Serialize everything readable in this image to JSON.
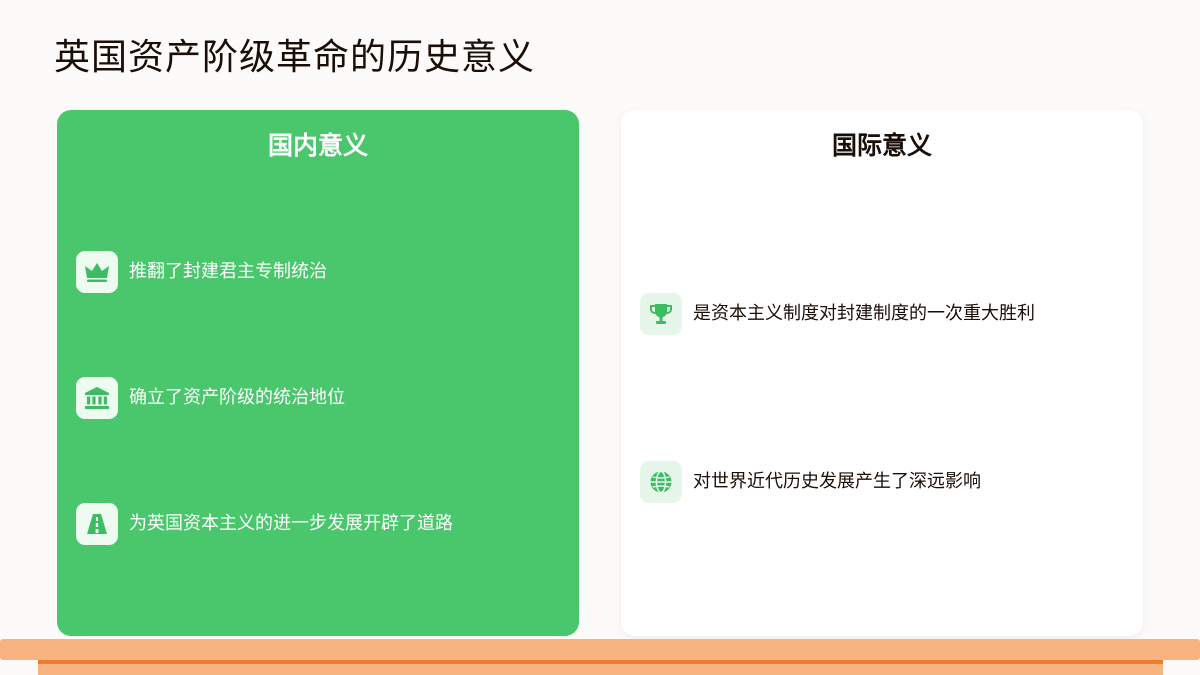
{
  "title": "英国资产阶级革命的历史意义",
  "colors": {
    "accent_green": "#4ac76c",
    "icon_green": "#3dbc62",
    "shelf_orange": "#f7b380",
    "shelf_line": "#ee7b2e",
    "text_dark": "#1a0e08"
  },
  "domestic": {
    "title": "国内意义",
    "items": [
      {
        "icon": "crown-icon",
        "text": "推翻了封建君主专制统治"
      },
      {
        "icon": "bank-icon",
        "text": "确立了资产阶级的统治地位"
      },
      {
        "icon": "road-icon",
        "text": "为英国资本主义的进一步发展开辟了道路"
      }
    ]
  },
  "international": {
    "title": "国际意义",
    "items": [
      {
        "icon": "trophy-icon",
        "text": "是资本主义制度对封建制度的一次重大胜利"
      },
      {
        "icon": "globe-icon",
        "text": "对世界近代历史发展产生了深远影响"
      }
    ]
  }
}
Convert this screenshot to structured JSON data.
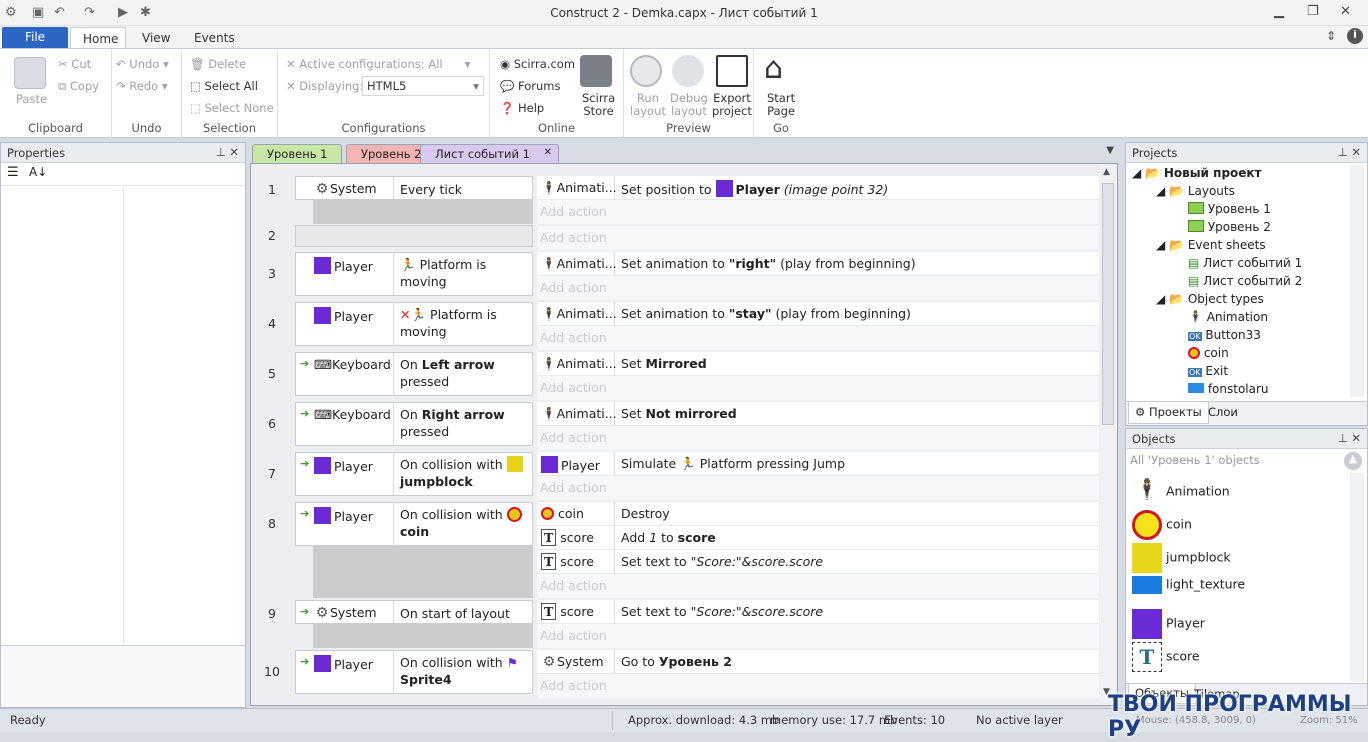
{
  "window": {
    "title": "Construct 2 - Demka.capx - Лист событий 1"
  },
  "ribbon_tabs": [
    "File",
    "Home",
    "View",
    "Events"
  ],
  "clipboard": {
    "paste": "Paste",
    "cut": "Cut",
    "copy": "Copy",
    "label": "Clipboard"
  },
  "undo": {
    "undo": "Undo",
    "redo": "Redo",
    "label": "Undo"
  },
  "selection": {
    "delete": "Delete",
    "select_all": "Select All",
    "select_none": "Select None",
    "label": "Selection"
  },
  "configurations": {
    "active": "Active configurations: All",
    "displaying_label": "Displaying:",
    "displaying_value": "HTML5",
    "label": "Configurations"
  },
  "online": {
    "scirra": "Scirra.com",
    "forums": "Forums",
    "help": "Help",
    "store1": "Scirra",
    "store2": "Store",
    "label": "Online"
  },
  "preview": {
    "run1": "Run",
    "run2": "layout",
    "debug1": "Debug",
    "debug2": "layout",
    "export1": "Export",
    "export2": "project",
    "label": "Preview"
  },
  "go": {
    "start1": "Start",
    "start2": "Page",
    "label": "Go"
  },
  "properties": {
    "title": "Properties"
  },
  "doc_tabs": [
    "Уровень 1",
    "Уровень 2",
    "Лист событий 1"
  ],
  "add_action": "Add action",
  "events": [
    {
      "n": "1",
      "obj": "System",
      "cond": "Every tick",
      "actions": [
        {
          "obj": "Animati...",
          "text": "Set position to ",
          "bold": "Player",
          "rest": " (image point 32)"
        }
      ]
    },
    {
      "n": "2",
      "obj": "",
      "cond": "",
      "actions": []
    },
    {
      "n": "3",
      "obj": "Player",
      "cond": "Platform is moving",
      "actions": [
        {
          "obj": "Animati...",
          "text": "Set animation to ",
          "bold": "\"right\"",
          "rest": " (play from beginning)"
        }
      ]
    },
    {
      "n": "4",
      "obj": "Player",
      "cond": "Platform is moving",
      "actions": [
        {
          "obj": "Animati...",
          "text": "Set animation to ",
          "bold": "\"stay\"",
          "rest": " (play from beginning)"
        }
      ]
    },
    {
      "n": "5",
      "obj": "Keyboard",
      "cond_a": "On ",
      "cond_b": "Left arrow",
      "cond_c": "pressed",
      "actions": [
        {
          "obj": "Animati...",
          "text": "Set ",
          "bold": "Mirrored",
          "rest": ""
        }
      ]
    },
    {
      "n": "6",
      "obj": "Keyboard",
      "cond_a": "On ",
      "cond_b": "Right arrow",
      "cond_c": "pressed",
      "actions": [
        {
          "obj": "Animati...",
          "text": "Set ",
          "bold": "Not mirrored",
          "rest": ""
        }
      ]
    },
    {
      "n": "7",
      "obj": "Player",
      "cond_a": "On collision with",
      "cond_b": "jumpblock",
      "actions": [
        {
          "obj": "Player",
          "text": "Simulate ",
          "bold": "",
          "rest": " Platform pressing Jump"
        }
      ]
    },
    {
      "n": "8",
      "obj": "Player",
      "cond_a": "On collision with",
      "cond_b": "coin",
      "actions": [
        {
          "obj": "coin",
          "text": "Destroy",
          "bold": "",
          "rest": ""
        },
        {
          "obj": "score",
          "text": "Add ",
          "italic": "1",
          "mid": " to ",
          "bold": "score",
          "rest": ""
        },
        {
          "obj": "score",
          "text": "Set text to ",
          "italic": "\"Score:\"&score.score",
          "bold": "",
          "rest": ""
        }
      ]
    },
    {
      "n": "9",
      "obj": "System",
      "cond": "On start of layout",
      "actions": [
        {
          "obj": "score",
          "text": "Set text to ",
          "italic": "\"Score:\"&score.score",
          "bold": "",
          "rest": ""
        }
      ]
    },
    {
      "n": "10",
      "obj": "Player",
      "cond_a": "On collision with",
      "cond_b": "Sprite4",
      "actions": [
        {
          "obj": "System",
          "text": "Go to ",
          "bold": "Уровень 2",
          "rest": ""
        }
      ]
    }
  ],
  "projects": {
    "title": "Projects",
    "root": "Новый проект",
    "layouts": "Layouts",
    "layout1": "Уровень 1",
    "layout2": "Уровень 2",
    "event_sheets": "Event sheets",
    "sheet1": "Лист событий 1",
    "sheet2": "Лист событий 2",
    "object_types": "Object types",
    "types": [
      "Animation",
      "Button33",
      "coin",
      "Exit",
      "fonstolaru"
    ],
    "tab1": "Проекты",
    "tab2": "Слои"
  },
  "objects": {
    "title": "Objects",
    "filter": "All 'Уровень 1' objects",
    "items": [
      "Animation",
      "coin",
      "jumpblock",
      "light_texture",
      "Player",
      "score"
    ],
    "tab1": "Объекты",
    "tab2": "Tilemap"
  },
  "status": {
    "ready": "Ready",
    "download": "Approx. download: 4.3 mb",
    "memory": "memory use: 17.7 mb",
    "events": "Events: 10",
    "layer": "No active layer",
    "mouse": "Mouse: (458.8, 3009, 0)",
    "zoom": "Zoom: 51%"
  },
  "watermark": "ТВОИ ПРОГРАММЫ РУ",
  "colors": {
    "file_tab": "#2b66c5",
    "player": "#6a2bd6",
    "tab_green": "#c8e6a4",
    "tab_red": "#f4b4b4",
    "tab_purple": "#d9c8f0"
  }
}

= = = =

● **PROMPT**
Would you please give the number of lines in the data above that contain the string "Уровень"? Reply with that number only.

● **RESPONSE**
6